## PROBLEM TO SOLVE
Where a line below holds the string "adjective", that line goes into the answer.

## SUPPLIED DATA
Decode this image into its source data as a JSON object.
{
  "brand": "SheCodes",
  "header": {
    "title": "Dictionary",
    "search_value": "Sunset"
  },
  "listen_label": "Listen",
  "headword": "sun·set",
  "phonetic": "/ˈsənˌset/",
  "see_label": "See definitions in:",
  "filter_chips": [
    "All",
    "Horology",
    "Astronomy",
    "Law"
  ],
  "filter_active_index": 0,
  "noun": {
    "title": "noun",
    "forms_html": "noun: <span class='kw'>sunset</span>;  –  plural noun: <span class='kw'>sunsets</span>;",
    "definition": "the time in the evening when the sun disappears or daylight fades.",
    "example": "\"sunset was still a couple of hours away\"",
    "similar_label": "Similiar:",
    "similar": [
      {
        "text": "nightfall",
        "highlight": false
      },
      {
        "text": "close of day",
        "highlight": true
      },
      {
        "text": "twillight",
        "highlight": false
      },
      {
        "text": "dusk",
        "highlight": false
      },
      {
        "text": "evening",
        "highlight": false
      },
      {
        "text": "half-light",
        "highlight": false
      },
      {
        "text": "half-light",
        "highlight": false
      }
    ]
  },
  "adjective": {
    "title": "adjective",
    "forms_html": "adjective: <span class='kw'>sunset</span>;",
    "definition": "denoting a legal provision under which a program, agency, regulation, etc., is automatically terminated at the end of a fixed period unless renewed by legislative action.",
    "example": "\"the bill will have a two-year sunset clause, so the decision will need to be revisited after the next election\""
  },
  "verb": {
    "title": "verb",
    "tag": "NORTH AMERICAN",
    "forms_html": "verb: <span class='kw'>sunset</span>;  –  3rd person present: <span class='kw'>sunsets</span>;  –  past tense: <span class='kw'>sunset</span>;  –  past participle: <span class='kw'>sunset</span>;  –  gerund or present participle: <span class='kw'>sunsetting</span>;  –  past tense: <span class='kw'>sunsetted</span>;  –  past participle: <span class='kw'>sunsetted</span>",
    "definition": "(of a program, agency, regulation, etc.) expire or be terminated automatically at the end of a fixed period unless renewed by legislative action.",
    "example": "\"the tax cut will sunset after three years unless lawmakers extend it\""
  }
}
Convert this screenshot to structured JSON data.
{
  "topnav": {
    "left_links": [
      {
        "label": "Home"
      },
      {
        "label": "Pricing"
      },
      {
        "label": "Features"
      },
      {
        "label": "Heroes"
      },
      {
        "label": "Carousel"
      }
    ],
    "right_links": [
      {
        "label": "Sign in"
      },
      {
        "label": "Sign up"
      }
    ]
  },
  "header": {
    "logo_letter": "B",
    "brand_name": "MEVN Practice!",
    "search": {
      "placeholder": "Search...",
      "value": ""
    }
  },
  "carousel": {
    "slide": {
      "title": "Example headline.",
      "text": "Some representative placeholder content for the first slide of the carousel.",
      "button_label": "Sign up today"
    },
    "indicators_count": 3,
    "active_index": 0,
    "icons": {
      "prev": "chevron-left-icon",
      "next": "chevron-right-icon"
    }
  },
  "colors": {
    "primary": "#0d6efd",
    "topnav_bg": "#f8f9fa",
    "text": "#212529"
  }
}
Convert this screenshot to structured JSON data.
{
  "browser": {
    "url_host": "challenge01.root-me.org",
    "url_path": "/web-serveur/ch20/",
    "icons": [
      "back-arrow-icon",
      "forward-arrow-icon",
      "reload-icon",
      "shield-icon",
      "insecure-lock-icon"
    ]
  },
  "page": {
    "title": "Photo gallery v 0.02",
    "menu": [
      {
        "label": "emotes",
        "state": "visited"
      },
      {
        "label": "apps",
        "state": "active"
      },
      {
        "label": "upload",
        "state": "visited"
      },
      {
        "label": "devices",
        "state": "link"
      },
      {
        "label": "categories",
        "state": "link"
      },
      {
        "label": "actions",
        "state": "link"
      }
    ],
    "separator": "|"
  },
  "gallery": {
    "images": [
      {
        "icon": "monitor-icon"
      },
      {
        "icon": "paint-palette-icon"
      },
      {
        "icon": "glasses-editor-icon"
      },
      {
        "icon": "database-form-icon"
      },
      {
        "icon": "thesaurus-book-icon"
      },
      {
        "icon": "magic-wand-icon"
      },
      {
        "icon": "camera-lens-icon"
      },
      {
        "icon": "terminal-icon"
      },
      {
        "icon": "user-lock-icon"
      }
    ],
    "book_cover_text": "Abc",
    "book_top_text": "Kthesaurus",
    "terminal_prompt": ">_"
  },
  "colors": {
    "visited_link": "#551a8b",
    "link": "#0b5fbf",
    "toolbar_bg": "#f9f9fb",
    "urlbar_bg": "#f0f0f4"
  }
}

## FINAL ANSWER
  "adjective": {
    "title": "adjective",
    "forms_html": "adjective: <span class='kw'>sunset</span>;",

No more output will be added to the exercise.